Can Next Release of SQL Server Bring BI To Masses?
When Microsoft outlined its BI strategy
for future releases of SQL Server at its Business Intelligence Conference 2008 in Seattle last week, the company put forth an ambitious road map that looks to broaden the reach of its data management platform.
Ted Kummert, corporate vice president of Microsoft's Data and Platform Storage division showcased three efforts in play. First is the next release of SQL Server, code-named "Kilimanjaro," due out in 2010 and intended to further penetrate the enterprise database market owned by Oracle and IBM.
Second is Project "Gemini," a set of tools Microsoft is developing with the aim of bringing BI to a wider audience of information workers. The third project he outlined was Madison, aimed at taking the technology Microsoft acquired from DATAllegro, an Aliso Viejo, Calif.-based provider of data warehouse appliances and developing its own to be sold as hardware.

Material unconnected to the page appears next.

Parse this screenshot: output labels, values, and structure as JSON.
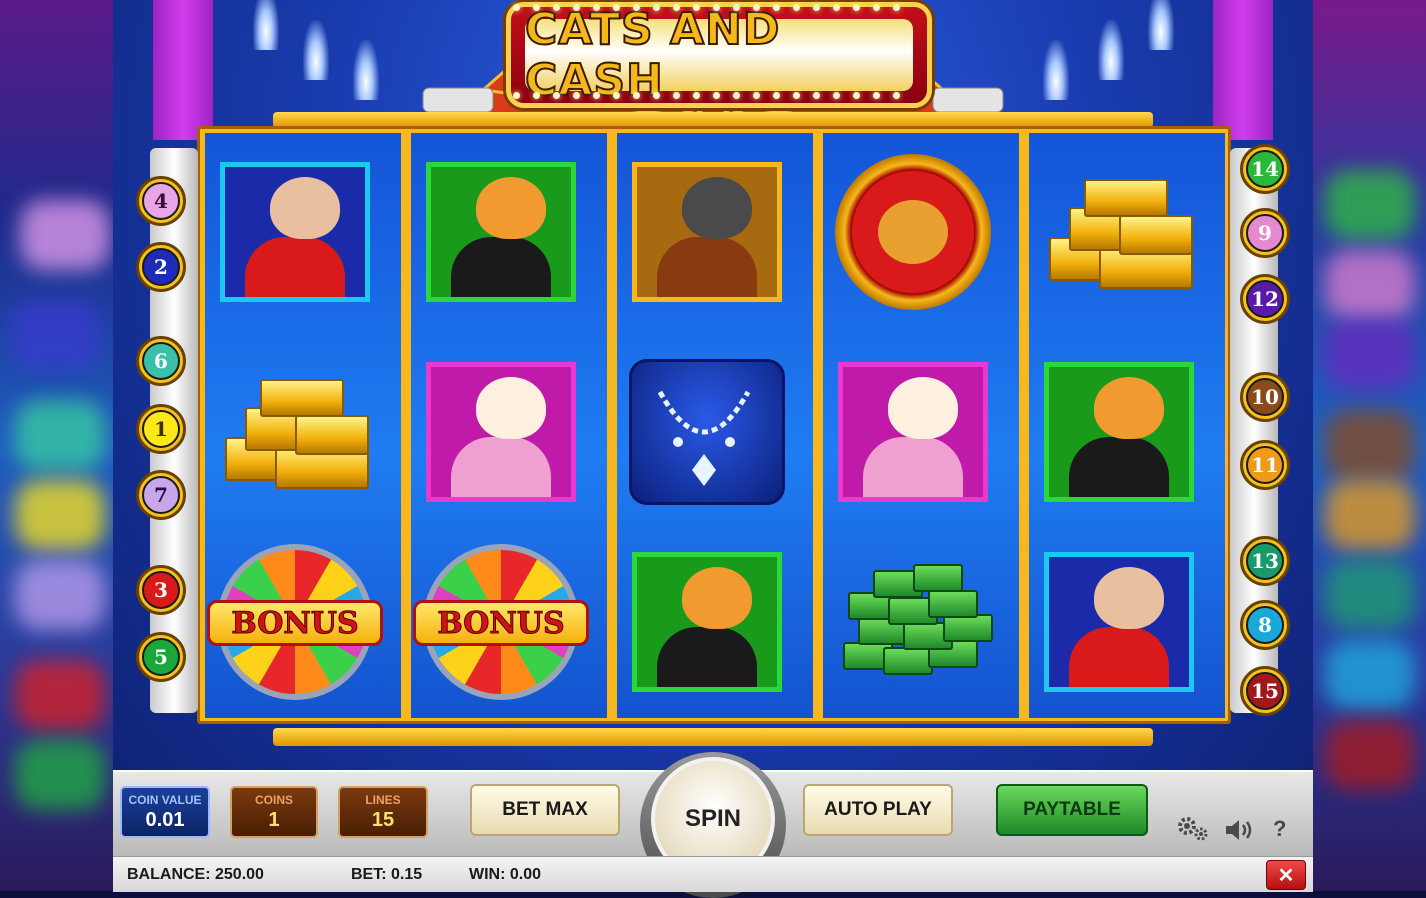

In addition to trying to up the ante with enterprise deployments, perhaps more notable about Kilimanjaro is that "it signifies a greater emphasis towards supporting the needs of end users by leveraging the capabilities of SQL Server and the ubiquity of Excel," writes Ovum senior analyst Helena Schwenk in a bulletin to clients.
"These are unchartered waters for Microsoft," Schwenk warns. "While Excel is a pervasive BI tool, it has certain technical limitations that prevent it from being used as a full-blown reporting and analysis tool."
Despite the challenge, the next release of SQL Server promises to address these limitations, she adds. If Microsoft makes its delivery goals and can price it competitively, Schwenk believes Microsoft could make further inroads into the BI market at the expense of other BI vendors.
Still, IBM, Oracle and SAP aren't sitting still. With all three having made huge acquisitions over the past year, the battle to broaden BI is still at an early state of evolution.
Posted by Jeffrey Schwartz on 10/15/2008 at 1:15 PM